Transit mixers stranded in Birgunj

  • Project officials hold public holidays and polls responsible

Kathmandu, December 4

Frequent holidays and the second phase of provincial and parliamentary elections have left eight transit mixers of Melamchi Water Supply Project at the Nepal-India border in Birgunj since the last few days.

According to Melamchi Water Supply Development Board, the transit mixers arrived in Birgunj last week from Bangalore of India.

The MWSDB stated that due to the three public holidays, on December 1, 2, and 3, the customs clearance process was halted and the process was unlikely to be completed until after the December 7 elections as the border would be sealed for 72 hours starting midnight today for elections.
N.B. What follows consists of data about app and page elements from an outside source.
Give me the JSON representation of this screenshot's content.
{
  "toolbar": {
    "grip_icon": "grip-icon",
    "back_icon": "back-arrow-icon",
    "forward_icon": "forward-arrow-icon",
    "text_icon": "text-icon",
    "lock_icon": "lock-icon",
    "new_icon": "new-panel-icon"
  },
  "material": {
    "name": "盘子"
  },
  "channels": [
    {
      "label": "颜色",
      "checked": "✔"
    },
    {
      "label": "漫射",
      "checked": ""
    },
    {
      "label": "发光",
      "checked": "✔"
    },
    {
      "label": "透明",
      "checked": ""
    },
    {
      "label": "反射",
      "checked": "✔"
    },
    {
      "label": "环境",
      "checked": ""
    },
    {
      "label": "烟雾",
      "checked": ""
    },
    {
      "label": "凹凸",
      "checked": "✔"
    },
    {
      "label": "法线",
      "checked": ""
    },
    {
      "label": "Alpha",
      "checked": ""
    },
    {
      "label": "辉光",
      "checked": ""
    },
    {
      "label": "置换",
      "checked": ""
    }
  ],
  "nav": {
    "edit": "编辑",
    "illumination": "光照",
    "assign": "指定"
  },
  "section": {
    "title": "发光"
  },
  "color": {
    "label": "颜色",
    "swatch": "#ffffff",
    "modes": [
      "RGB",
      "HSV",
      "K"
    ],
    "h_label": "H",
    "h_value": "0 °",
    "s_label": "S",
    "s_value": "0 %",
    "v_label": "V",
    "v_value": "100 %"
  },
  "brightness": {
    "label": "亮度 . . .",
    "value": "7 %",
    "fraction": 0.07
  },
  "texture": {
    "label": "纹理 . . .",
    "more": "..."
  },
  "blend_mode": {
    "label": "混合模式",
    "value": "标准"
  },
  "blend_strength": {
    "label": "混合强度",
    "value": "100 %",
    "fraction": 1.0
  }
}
Deputy Executive Director at MWSDB Ramakanta Duwadi said the mixers would most probably arrive in Kathmandu after the elections. “Though we tried to get customs clearance for the transit mixers before the elections, we failed to do so due to the three consecutive public holidays.” Speaking to THT, Duwadi said, “With those eight transit mixers, we were hoping to begin concretisation of the tunnel at the earliest. But now we have no option but  to wait until after the elections.”

The government is importing those mixers for concretisation of the Melamchi waterway tunnel. It is said that after the mixers arrive, tunnel concretisation work will move ahead at a pace of 200 metres a day. MWSP contractor CMC Cooperativa Muratori e Cementisti di Ravenna has already promised to complete the work within 100 days of arrival of the equipment.

It is said six to 12 inches thick roller-compacted concrete will be maintained across the invert lining depending upon the hardness of the rock. The remaining wall will be plastered normally.

According to MWSDB, the work on about two kilometres of the tunnel has already been completed through manual system. MWSDB said the advanced technology would help the project supply water to Kathmandu Valley from March 2018.

A transit mixer is equipment used for transporting concrete/mortar or ready mix material from a concrete batching plant directly to the site where it is to be utilised. The device is loaded with dry material and water. The interior of the transit drum is fitted with a spiral blade.

MWSDB said each transit mixer costs around Rs 7 to 8 million. Under the project, still a 845-metre section of the tunnel remains to be excavated. The total length of the tunnel is 27.5 km that comprises three sections, namely the Sundarijal-Sindhu, Sindhu-Gyalthum and Gyalthum-Ambathan stretches that are 9.5 km, 8 km and 9 km long, respectively.

Out of the three adit tunnels, the longest one is the Sundarijal-Sindhu stretch which covers 9.5 km, the construction of which was completed in December, last year.

Due to the presence of weak rock at the site, the pace of tunnel construction has become slow. The project’s original deadline expired in 2007 and the second deadline in 2016. On April 3 this year, the deadline was extended to October 2017. The tunnel construction deadline was fixed for July 2017. But MWSP failed to meet the deadline citing the presence of weak rock at the site.